I’ve always wanted to be a barrister, since before I can remember. There was no particular event or anything, I just always knew. I must have seen something on TV or the news perhaps. It was easy for me, because once you know what you want to do, it’s easy to follow that path.
I’ve never been an outgoing, loud person. Although I have married my complete opposite! I was the youngest of three children, and a girl with two older brothers, so I was always wrapped up in cotton wool. But I’m quietly confident. Continue reading “Disputes perspectives: Gaby Dosanjh-Pahil”
I’m the youngest of three children. My brother and sister both read law at university, and have become lawyers themselves. My sister is a general counsel, and my brother is a silk. They’re both older than me, and when it came to applying to university, there wasn’t much choice on my part! I benefited a lot from their revision notes…
I briefly contemplated a career in the City, and I did an internship at Goldman Sachs in 2005. It was useful in the sense that it confirmed that I did want to pursue a career in the law. Continue reading “Disputes perspectives: Tony Singla QC”
I’d like to say becoming a lawyer was a very well-thought-out decision in my teenage years, but it wasn’t. I recall taking a career aptitude test at school, and it was one of the few professions I’d actually heard of. Law sounded interesting, and I’ve always enjoyed the legal wrangling in various TV shows. Showing my age, it included the less esoteric ones at the time, like LA Law in the late 80s and early 90s.

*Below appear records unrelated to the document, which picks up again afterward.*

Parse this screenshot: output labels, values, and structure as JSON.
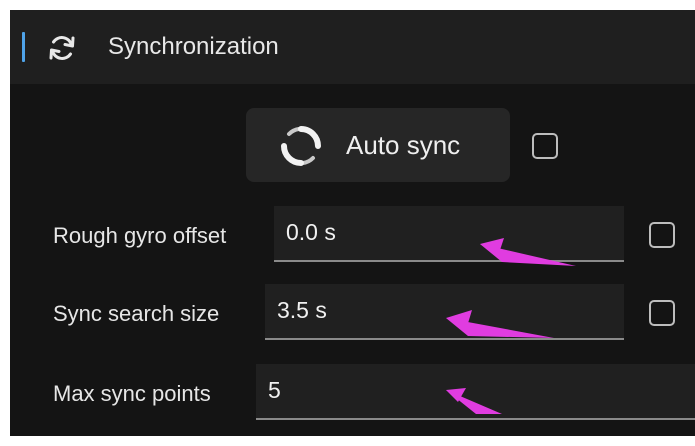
{
  "section": {
    "title": "Synchronization",
    "icon": "refresh-icon",
    "accent_color": "#4fa3e8"
  },
  "auto_sync": {
    "label": "Auto sync",
    "icon": "sync-spinner-icon",
    "checked": false
  },
  "fields": [
    {
      "label": "Rough gyro offset",
      "value": "0.0 s",
      "checked": false
    },
    {
      "label": "Sync search size",
      "value": "3.5 s",
      "checked": false
    },
    {
      "label": "Max sync points",
      "value": "5"
    }
  ],
  "annotation_color": "#e03ce0"
}
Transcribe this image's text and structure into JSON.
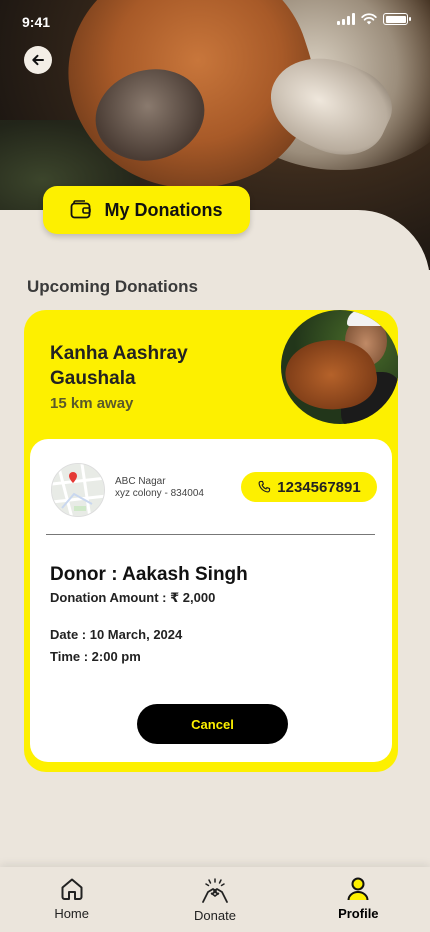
{
  "status_bar": {
    "time": "9:41"
  },
  "header": {
    "title": "My Donations"
  },
  "section": {
    "title": "Upcoming Donations"
  },
  "donation": {
    "gaushala_name": "Kanha Aashray Gaushala",
    "distance": "15 km away",
    "address_line1": "ABC Nagar",
    "address_line2": "xyz colony - 834004",
    "phone": "1234567891",
    "donor": "Donor : Aakash Singh",
    "amount": "Donation Amount : ₹ 2,000",
    "date": "Date : 10 March, 2024",
    "time": "Time : 2:00 pm",
    "cancel_label": "Cancel"
  },
  "nav": {
    "items": [
      {
        "label": "Home",
        "icon": "home-icon",
        "active": false
      },
      {
        "label": "Donate",
        "icon": "donate-icon",
        "active": false
      },
      {
        "label": "Profile",
        "icon": "profile-icon",
        "active": true
      }
    ]
  },
  "colors": {
    "accent": "#fdf000",
    "background": "#ebe5dc",
    "button": "#000000"
  }
}
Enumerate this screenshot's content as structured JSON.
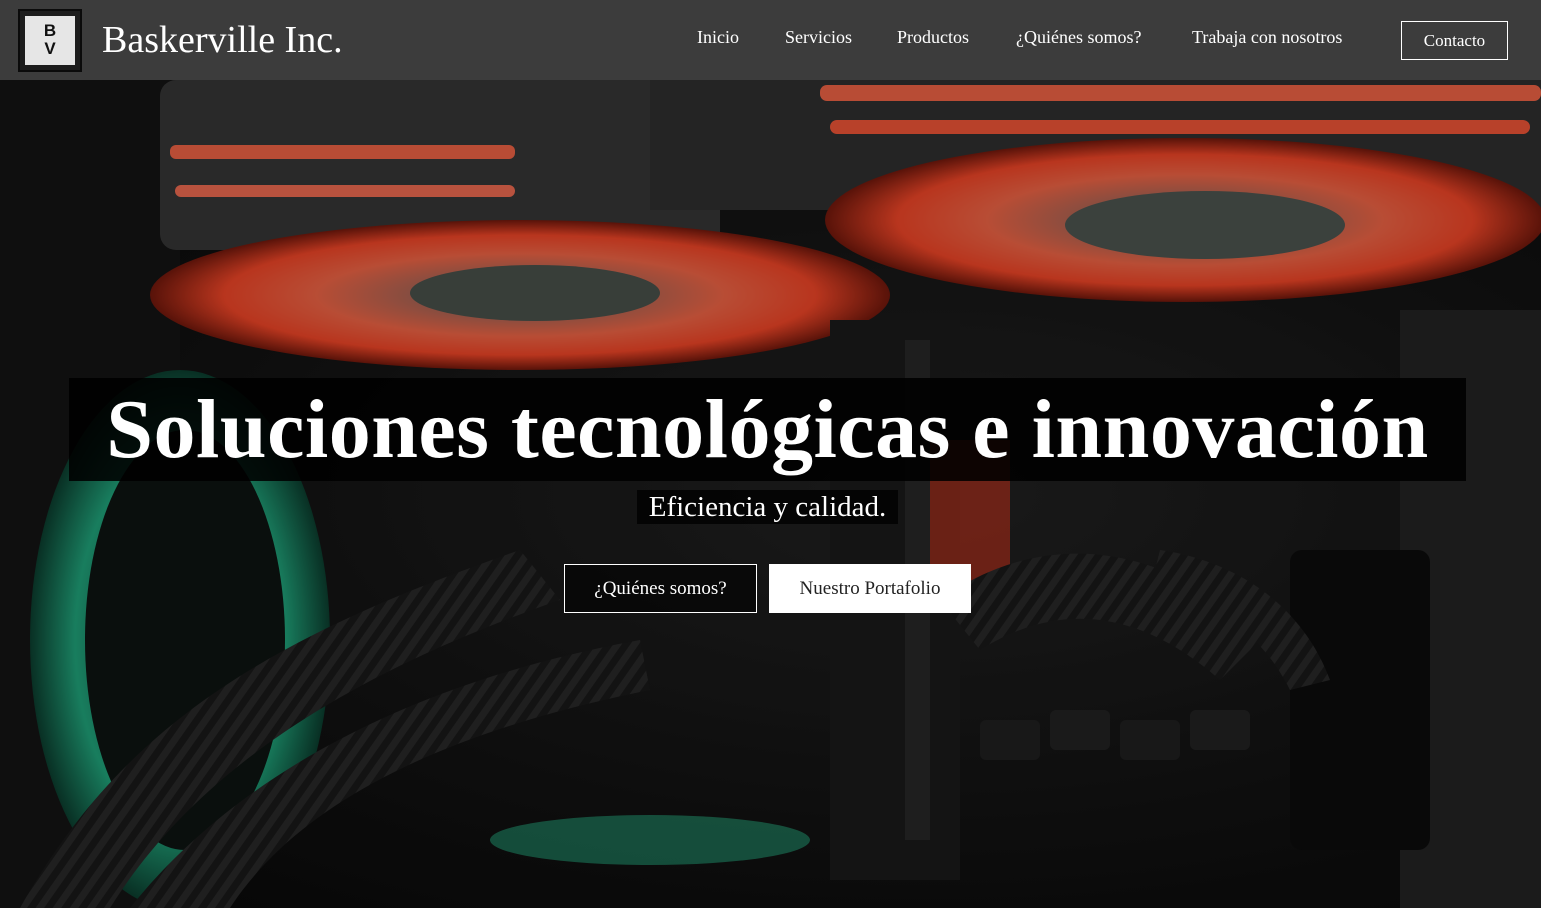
{
  "brand": {
    "logo_letters": [
      "B",
      "V"
    ],
    "name": "Baskerville Inc."
  },
  "nav": {
    "items": [
      "Inicio",
      "Servicios",
      "Productos",
      "¿Quiénes somos?",
      "Trabaja con nosotros"
    ],
    "contact_label": "Contacto"
  },
  "hero": {
    "title": "Soluciones tecnológicas e innovación",
    "subtitle": "Eficiencia y calidad.",
    "primary_button": "¿Quiénes somos?",
    "secondary_button": "Nuestro Portafolio",
    "background": "photo-pc-internals-rgb-fans"
  },
  "colors": {
    "navbar": "#3c3c3c",
    "fan_glow": "#ff5a3a",
    "accent_green": "#2fd9a2"
  }
}
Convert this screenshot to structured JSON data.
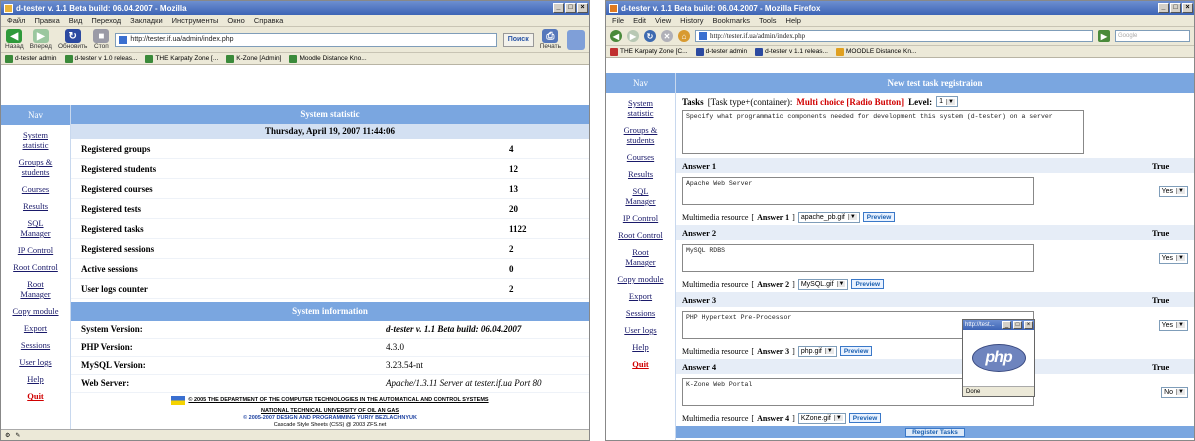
{
  "left": {
    "window_title": "d-tester v. 1.1 Beta build: 06.04.2007 - Mozilla",
    "menu": [
      "Файл",
      "Правка",
      "Вид",
      "Переход",
      "Закладки",
      "Инструменты",
      "Окно",
      "Справка"
    ],
    "toolbar": {
      "back": "Назад",
      "forward": "Вперед",
      "reload": "Обновить",
      "stop": "Стоп",
      "go": "Поиск",
      "print": "Печать"
    },
    "url": "http://tester.if.ua/admin/index.php",
    "bookmarks": [
      "d-tester admin",
      "d-tester v 1.0 releas...",
      "THE Karpaty Zone [...",
      "K-Zone [Admin]",
      "Moodle Distance Kno..."
    ],
    "nav_title": "Nav",
    "nav": [
      "System statistic",
      "Groups & students",
      "Courses",
      "Results",
      "SQL Manager",
      "IP Control",
      "Root Control",
      "Root Manager",
      "Copy module",
      "Export",
      "Sessions",
      "User logs",
      "Help",
      "Quit"
    ],
    "stat_title": "System statistic",
    "date": "Thursday, April 19, 2007 11:44:06",
    "stats": [
      {
        "label": "Registered groups",
        "value": "4"
      },
      {
        "label": "Registered students",
        "value": "12"
      },
      {
        "label": "Registered courses",
        "value": "13"
      },
      {
        "label": "Registered tests",
        "value": "20"
      },
      {
        "label": "Registered tasks",
        "value": "1122"
      },
      {
        "label": "Registered sessions",
        "value": "2"
      },
      {
        "label": "Active sessions",
        "value": "0"
      },
      {
        "label": "User logs counter",
        "value": "2"
      }
    ],
    "info_title": "System information",
    "info": [
      {
        "label": "System Version:",
        "value": "d-tester v. 1.1 Beta build: 06.04.2007"
      },
      {
        "label": "PHP Version:",
        "value": "4.3.0"
      },
      {
        "label": "MySQL Version:",
        "value": "3.23.54-nt"
      },
      {
        "label": "Web Server:",
        "value": "Apache/1.3.11 Server at tester.if.ua Port 80"
      }
    ],
    "footer": {
      "line1": "© 2005 THE DEPARTMENT OF THE COMPUTER TECHNOLOGIES IN THE AUTOMATICAL AND CONTROL SYSTEMS",
      "line2": "NATIONAL TECHNICAL UNIVERSITY OF OIL AN GAS",
      "line3": "© 2005-2007 DESIGN AND PROGRAMMING YURIY BEZLACHNYUK",
      "line4": "Cascade Style Sheets (CSS) @ 2003 ZFS.net"
    }
  },
  "right": {
    "window_title": "d-tester v. 1.1 Beta build: 06.04.2007 - Mozilla Firefox",
    "menu": [
      "File",
      "Edit",
      "View",
      "History",
      "Bookmarks",
      "Tools",
      "Help"
    ],
    "url": "http://tester.if.ua/admin/index.php",
    "search_placeholder": "Google",
    "bookmarks": [
      "THE Karpaty Zone [C...",
      "d-tester admin",
      "d-tester v 1.1 releas...",
      "MOODLE Distance Kn..."
    ],
    "nav_title": "Nav",
    "nav": [
      "System statistic",
      "Groups & students",
      "Courses",
      "Results",
      "SQL Manager",
      "IP Control",
      "Root Control",
      "Root Manager",
      "Copy module",
      "Export",
      "Sessions",
      "User logs",
      "Help",
      "Quit"
    ],
    "form_title": "New test task registraion",
    "tasks_label": "Tasks",
    "tasks_type": "[Task type+(container):",
    "tasks_type_value": "Multi choice [Radio Button]",
    "level_label": "Level:",
    "level_value": "1",
    "question": "Specify what programmatic components needed for development this system (d-tester) on a server",
    "true_label": "True",
    "mm_label": "Multimedia resource",
    "preview": "Preview",
    "answers": [
      {
        "label": "Answer 1",
        "text": "Apache Web Server",
        "truth": "Yes",
        "mm_tag": "Answer 1",
        "file": "apache_pb.gif"
      },
      {
        "label": "Answer 2",
        "text": "MySQL RDBS",
        "truth": "Yes",
        "mm_tag": "Answer 2",
        "file": "MySQL.gif"
      },
      {
        "label": "Answer 3",
        "text": "PHP Hypertext Pre-Processor",
        "truth": "Yes",
        "mm_tag": "Answer 3",
        "file": "php.gif"
      },
      {
        "label": "Answer 4",
        "text": "K-Zone Web Portal",
        "truth": "No",
        "mm_tag": "Answer 4",
        "file": "KZone.gif"
      }
    ],
    "register": "Register Tasks",
    "popup": {
      "title": "http://test...",
      "logo": "php",
      "status": "Done"
    }
  }
}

I picked Herbert Smith. I applied to a number of places, but I had heard partner Lawrence Collins, now Lord Collins of Mapesbury, speak at a careers event at university. Herbert Smith was well-known as a preeminent litigation firm and so I thought that was where I wanted to go. I wrote to him directly. I didn’t think it would make any difference, but it did. When I started, I was a trainee in his litigation department. I had an opportunity to work with him first hand, and he supported me in the early stages of my career. Continue reading “Disputes perspectives: Tracey Dovaston”
I was supposed to study economics and realised I was not a very good economist. Then I went to study law in Israel and almost from the first lecture it all made sense. It explained the rule of law means we’re all treated equally and there’s due process if you get arrested. I come from Africa where in Zimbabwe and in South Africa there was no rule of law for black people.
I was hooked early on, but wasn’t hooked as a litigator. I thought I’d be a corporate lawyer, come to England, get involved in all this big M&A and it would be a fantastic, go-go, rock ‘n’ roll thing. Continue reading “Disputes perspectives: Craig Pollack”
I wanted a professional career. My father was a doctor but very keen I didn’t do medicine. I had a scientific background and law is a very analytical process. I’d watched a few television programmes about criminal lawyers.
Law was the right career for me. The life of doctors is very tough and there’s effectively one employer, whereas in law it’s easier for you to create a career because it’s constantly changing and there’s always something that can grab your interest. New people coming onto the market and changes in the competition make a massive difference. Continue reading “Disputes perspectives: Geraldine Elliott”
Becoming a lawyer was suggested to me by other people. I was about 15, and doing a lot of debating and public speaking in school. People started saying to me: ‘You should think about becoming a lawyer.’ The school was supportive, and sent me to conferences and such.
It was also because of watching TV. A lot of people say Crown Court, but I liked the American ones. The media attraction got me thinking about the advocacy side. Continue reading “Disputes perspectives: Paula Hodges QC”